▶ _INPUT FOR THIS TASK_
Segment Open
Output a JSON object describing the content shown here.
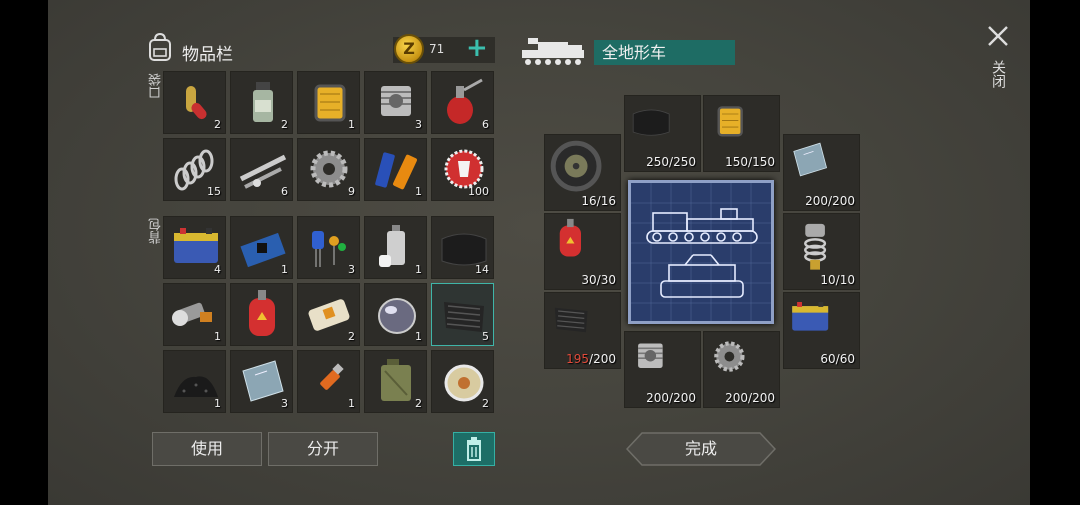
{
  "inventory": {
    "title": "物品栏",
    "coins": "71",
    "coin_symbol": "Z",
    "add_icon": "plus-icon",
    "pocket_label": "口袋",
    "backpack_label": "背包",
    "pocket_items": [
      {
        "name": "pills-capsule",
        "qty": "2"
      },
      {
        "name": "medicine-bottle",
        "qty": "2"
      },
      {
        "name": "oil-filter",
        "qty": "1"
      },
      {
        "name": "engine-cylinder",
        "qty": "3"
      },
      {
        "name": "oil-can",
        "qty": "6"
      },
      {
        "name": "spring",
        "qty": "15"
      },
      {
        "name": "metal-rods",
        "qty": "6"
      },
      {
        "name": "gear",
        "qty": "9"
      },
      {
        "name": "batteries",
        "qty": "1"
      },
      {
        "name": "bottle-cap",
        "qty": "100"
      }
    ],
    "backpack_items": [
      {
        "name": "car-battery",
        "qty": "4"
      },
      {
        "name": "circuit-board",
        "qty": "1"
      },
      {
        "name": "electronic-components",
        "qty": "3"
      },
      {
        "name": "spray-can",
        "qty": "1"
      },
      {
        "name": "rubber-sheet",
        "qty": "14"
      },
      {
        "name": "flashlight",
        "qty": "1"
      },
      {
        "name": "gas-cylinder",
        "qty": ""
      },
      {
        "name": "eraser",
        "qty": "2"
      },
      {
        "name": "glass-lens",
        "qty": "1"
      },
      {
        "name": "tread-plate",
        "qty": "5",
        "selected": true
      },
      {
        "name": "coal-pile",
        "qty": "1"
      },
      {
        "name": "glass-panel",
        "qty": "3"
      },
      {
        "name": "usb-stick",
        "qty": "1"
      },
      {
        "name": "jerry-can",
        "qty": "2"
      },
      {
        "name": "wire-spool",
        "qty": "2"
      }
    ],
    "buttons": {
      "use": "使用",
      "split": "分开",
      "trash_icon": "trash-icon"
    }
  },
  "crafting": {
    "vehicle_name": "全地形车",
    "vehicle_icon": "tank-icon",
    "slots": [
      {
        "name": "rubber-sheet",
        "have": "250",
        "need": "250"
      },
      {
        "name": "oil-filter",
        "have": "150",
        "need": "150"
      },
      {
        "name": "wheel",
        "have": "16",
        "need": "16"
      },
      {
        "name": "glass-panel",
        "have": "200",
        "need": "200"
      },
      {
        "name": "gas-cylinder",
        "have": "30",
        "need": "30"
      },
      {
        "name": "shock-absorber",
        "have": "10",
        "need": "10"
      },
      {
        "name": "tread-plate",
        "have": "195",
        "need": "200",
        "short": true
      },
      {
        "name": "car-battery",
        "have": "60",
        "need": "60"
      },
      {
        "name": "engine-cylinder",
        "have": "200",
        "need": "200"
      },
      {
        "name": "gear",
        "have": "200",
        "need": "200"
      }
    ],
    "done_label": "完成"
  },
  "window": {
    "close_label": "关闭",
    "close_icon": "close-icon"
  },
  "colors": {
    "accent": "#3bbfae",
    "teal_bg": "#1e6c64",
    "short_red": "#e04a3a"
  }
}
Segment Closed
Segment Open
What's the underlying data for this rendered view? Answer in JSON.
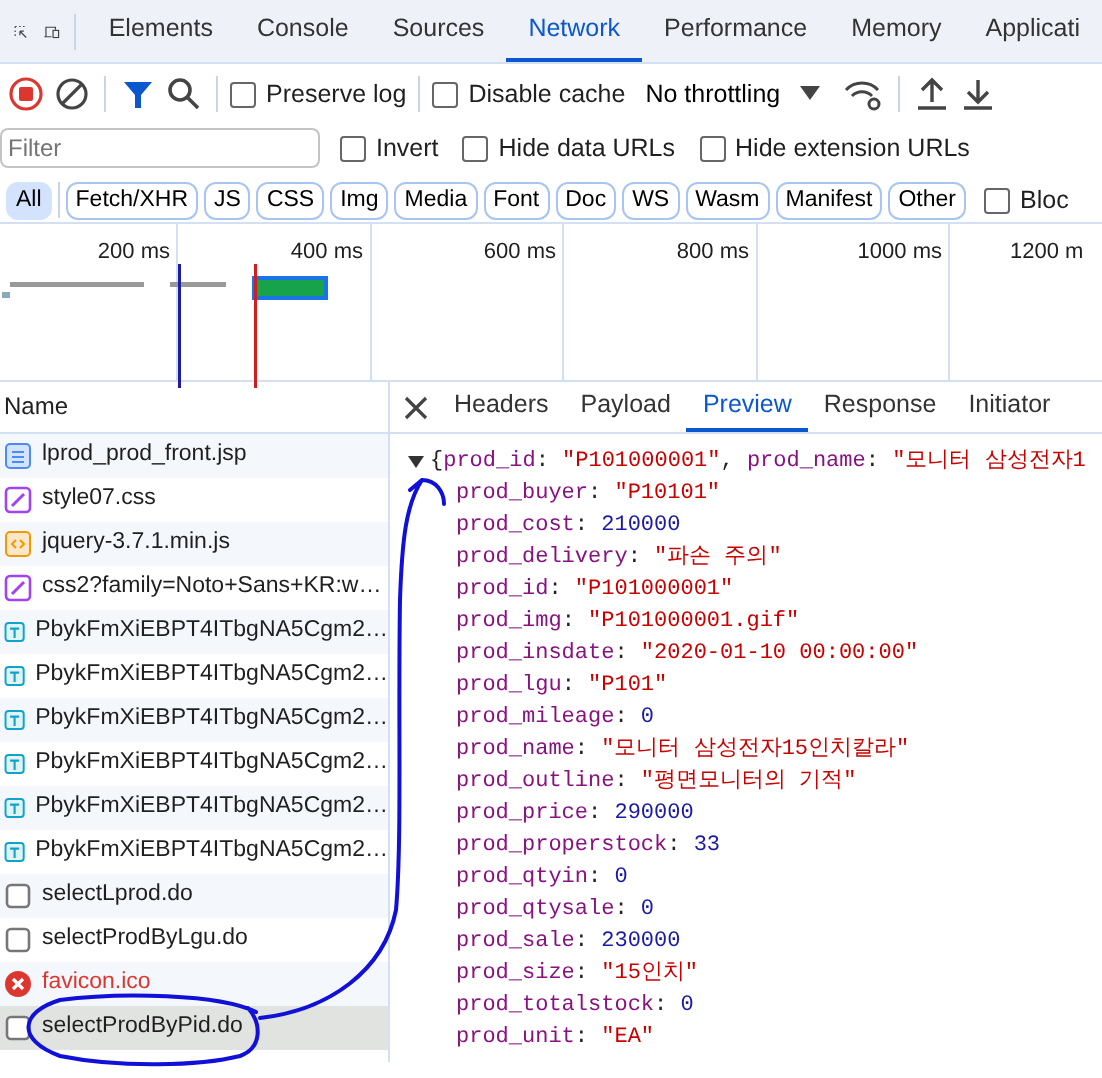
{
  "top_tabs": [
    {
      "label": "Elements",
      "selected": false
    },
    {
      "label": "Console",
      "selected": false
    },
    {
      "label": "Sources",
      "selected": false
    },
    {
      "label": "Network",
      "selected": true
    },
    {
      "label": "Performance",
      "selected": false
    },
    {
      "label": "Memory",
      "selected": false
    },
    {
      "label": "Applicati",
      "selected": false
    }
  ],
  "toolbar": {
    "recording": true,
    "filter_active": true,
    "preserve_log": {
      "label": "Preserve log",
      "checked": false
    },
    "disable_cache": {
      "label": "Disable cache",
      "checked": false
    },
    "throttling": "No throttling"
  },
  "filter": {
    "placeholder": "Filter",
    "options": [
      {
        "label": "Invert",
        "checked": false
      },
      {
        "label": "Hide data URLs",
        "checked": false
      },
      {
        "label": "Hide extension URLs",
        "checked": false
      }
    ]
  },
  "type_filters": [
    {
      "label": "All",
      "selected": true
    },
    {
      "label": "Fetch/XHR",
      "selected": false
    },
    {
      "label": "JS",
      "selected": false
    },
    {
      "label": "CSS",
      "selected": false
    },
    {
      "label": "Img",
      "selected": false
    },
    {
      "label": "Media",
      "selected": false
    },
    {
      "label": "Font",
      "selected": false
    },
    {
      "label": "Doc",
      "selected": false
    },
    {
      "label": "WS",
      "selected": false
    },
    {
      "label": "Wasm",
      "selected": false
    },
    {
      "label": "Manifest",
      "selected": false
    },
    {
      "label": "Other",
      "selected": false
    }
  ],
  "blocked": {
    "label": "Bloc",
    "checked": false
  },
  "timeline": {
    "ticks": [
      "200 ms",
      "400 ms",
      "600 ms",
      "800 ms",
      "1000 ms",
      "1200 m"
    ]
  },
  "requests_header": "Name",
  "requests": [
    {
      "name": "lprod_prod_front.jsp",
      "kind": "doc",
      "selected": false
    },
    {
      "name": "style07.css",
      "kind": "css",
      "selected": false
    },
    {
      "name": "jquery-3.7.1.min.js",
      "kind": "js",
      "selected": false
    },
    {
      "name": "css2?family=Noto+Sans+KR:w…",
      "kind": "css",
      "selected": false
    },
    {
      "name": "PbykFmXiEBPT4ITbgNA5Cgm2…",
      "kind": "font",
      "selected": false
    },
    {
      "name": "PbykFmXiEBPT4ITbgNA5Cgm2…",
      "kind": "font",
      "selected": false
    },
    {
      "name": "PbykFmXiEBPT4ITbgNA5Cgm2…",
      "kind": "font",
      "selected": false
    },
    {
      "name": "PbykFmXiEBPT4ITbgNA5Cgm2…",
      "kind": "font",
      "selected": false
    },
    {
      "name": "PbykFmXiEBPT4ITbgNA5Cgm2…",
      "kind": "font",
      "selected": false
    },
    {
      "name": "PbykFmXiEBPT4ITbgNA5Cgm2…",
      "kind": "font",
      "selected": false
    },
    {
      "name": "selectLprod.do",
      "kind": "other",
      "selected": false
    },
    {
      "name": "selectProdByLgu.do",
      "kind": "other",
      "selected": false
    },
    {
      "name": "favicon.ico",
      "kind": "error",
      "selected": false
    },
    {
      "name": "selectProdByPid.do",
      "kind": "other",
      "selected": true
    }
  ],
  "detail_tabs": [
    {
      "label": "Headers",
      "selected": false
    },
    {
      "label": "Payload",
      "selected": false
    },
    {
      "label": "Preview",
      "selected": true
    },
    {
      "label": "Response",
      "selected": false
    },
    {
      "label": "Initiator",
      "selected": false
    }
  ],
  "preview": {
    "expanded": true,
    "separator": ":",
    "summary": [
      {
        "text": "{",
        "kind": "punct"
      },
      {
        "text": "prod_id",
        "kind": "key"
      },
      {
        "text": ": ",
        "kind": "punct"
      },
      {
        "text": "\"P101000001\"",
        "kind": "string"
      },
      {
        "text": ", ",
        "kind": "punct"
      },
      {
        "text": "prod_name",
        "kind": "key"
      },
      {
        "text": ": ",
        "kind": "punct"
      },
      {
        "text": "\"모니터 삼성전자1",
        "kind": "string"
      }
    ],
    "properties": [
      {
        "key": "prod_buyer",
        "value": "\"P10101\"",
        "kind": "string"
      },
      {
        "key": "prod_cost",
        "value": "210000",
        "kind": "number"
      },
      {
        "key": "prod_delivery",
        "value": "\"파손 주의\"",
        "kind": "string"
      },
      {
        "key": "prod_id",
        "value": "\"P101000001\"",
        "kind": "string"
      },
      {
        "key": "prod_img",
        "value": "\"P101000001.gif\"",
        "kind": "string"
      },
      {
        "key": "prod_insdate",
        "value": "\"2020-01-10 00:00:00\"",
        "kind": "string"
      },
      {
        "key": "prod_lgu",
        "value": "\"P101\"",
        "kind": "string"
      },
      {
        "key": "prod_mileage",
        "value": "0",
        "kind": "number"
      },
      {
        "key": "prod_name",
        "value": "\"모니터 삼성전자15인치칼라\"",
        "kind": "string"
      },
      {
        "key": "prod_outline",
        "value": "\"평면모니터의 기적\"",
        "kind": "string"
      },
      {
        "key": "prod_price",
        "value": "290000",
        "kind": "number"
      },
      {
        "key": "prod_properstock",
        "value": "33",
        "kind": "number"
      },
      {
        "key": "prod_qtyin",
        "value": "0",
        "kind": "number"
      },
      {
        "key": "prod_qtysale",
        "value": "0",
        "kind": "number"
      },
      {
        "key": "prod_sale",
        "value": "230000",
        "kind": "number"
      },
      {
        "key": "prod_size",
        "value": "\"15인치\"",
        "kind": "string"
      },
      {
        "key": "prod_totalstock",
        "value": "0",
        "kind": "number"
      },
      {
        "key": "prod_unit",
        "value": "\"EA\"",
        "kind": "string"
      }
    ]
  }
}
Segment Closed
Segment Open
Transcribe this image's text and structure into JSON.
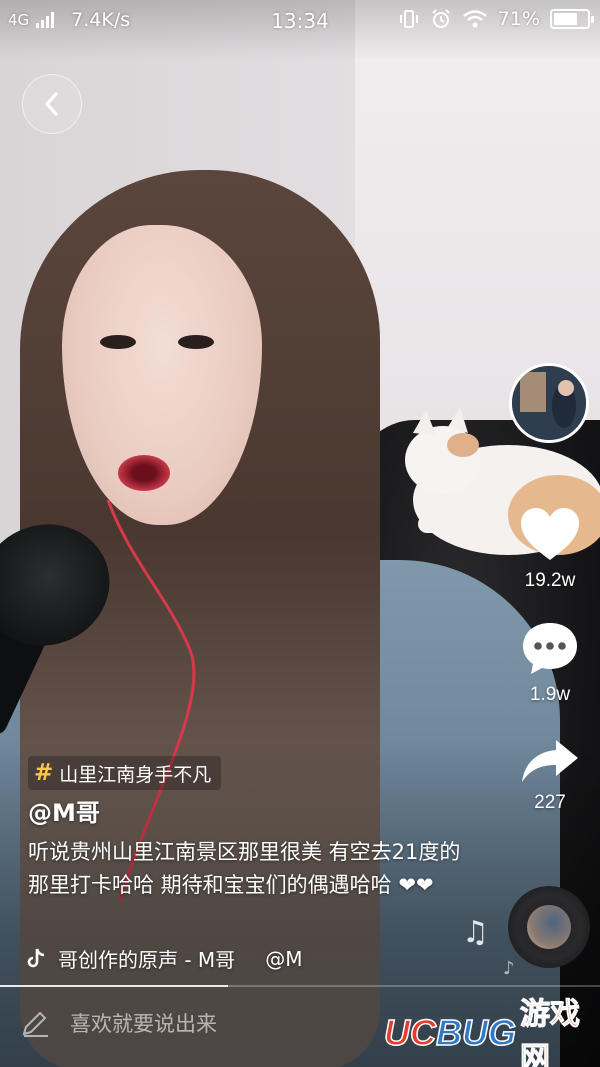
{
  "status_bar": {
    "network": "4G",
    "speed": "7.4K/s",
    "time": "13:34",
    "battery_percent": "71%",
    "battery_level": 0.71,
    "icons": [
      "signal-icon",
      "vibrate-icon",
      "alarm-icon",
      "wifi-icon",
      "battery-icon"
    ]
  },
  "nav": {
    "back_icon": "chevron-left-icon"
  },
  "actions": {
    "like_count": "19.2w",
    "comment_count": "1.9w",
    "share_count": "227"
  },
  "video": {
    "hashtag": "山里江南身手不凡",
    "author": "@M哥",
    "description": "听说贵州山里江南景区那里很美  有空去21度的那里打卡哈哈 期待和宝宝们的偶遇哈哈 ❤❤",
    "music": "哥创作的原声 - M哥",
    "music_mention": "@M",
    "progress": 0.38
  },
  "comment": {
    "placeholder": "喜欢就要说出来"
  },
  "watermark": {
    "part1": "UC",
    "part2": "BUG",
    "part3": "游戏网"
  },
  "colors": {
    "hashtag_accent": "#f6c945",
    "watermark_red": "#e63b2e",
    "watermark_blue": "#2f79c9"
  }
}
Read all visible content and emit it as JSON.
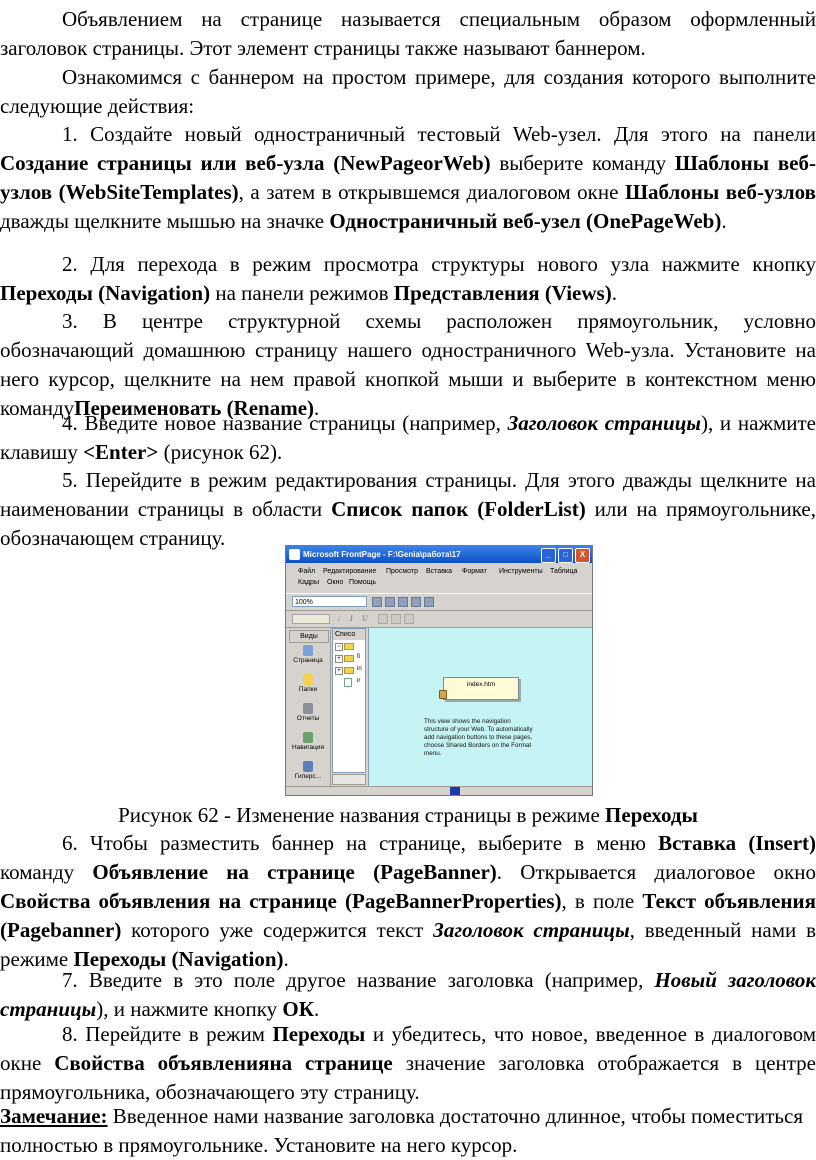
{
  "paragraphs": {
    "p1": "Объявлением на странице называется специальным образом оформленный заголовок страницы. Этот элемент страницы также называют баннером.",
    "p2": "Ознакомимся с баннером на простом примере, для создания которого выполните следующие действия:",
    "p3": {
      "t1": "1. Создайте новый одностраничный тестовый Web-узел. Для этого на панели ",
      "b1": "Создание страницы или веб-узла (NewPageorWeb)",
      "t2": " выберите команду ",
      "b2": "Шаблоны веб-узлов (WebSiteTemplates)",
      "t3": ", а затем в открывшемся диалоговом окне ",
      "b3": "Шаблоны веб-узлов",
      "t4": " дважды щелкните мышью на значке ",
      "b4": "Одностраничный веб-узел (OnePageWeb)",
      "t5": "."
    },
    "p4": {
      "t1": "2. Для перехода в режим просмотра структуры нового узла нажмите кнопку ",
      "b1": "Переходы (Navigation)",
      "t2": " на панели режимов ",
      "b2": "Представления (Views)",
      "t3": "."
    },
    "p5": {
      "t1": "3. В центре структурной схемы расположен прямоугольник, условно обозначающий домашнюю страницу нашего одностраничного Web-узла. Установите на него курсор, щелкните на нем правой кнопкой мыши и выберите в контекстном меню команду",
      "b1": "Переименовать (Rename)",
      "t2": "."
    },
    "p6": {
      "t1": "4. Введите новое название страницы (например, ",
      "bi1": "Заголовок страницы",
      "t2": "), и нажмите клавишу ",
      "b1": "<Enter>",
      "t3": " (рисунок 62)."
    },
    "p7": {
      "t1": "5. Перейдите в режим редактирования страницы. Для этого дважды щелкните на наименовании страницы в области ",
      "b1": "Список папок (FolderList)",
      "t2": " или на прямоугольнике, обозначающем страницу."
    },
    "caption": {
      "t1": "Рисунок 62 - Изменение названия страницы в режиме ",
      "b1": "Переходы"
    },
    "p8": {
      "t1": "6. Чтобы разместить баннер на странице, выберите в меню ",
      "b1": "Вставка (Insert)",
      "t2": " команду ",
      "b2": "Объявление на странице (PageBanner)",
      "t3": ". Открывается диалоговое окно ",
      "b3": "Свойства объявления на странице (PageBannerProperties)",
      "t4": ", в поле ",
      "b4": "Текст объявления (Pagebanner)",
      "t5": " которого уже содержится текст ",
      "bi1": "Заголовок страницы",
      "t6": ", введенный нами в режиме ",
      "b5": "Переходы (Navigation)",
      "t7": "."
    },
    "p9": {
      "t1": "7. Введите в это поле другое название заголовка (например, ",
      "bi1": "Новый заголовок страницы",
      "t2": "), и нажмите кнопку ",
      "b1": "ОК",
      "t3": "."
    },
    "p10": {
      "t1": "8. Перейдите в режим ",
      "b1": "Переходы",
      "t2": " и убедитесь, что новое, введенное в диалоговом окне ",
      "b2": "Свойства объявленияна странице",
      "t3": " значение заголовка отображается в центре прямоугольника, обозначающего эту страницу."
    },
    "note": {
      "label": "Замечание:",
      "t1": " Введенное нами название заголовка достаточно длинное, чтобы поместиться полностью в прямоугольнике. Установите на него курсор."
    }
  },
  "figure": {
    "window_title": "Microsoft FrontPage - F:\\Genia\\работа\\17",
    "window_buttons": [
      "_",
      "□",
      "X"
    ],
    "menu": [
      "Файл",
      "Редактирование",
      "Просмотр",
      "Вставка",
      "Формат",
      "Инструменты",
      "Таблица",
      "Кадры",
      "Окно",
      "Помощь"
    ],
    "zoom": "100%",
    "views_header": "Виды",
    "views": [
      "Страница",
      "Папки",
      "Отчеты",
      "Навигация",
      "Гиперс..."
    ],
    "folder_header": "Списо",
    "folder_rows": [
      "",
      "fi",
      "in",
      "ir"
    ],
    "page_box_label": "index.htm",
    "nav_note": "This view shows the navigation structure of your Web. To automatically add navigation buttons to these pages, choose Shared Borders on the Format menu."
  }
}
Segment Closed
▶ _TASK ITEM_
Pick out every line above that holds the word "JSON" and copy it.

▶ _WRITTEN ANSWER_
Output a JSON object describing the content shown here.
What's the underlying data for this rendered view? Answer in JSON.
Transcribe this image's text and structure into JSON.
Read all visible content and emit it as JSON.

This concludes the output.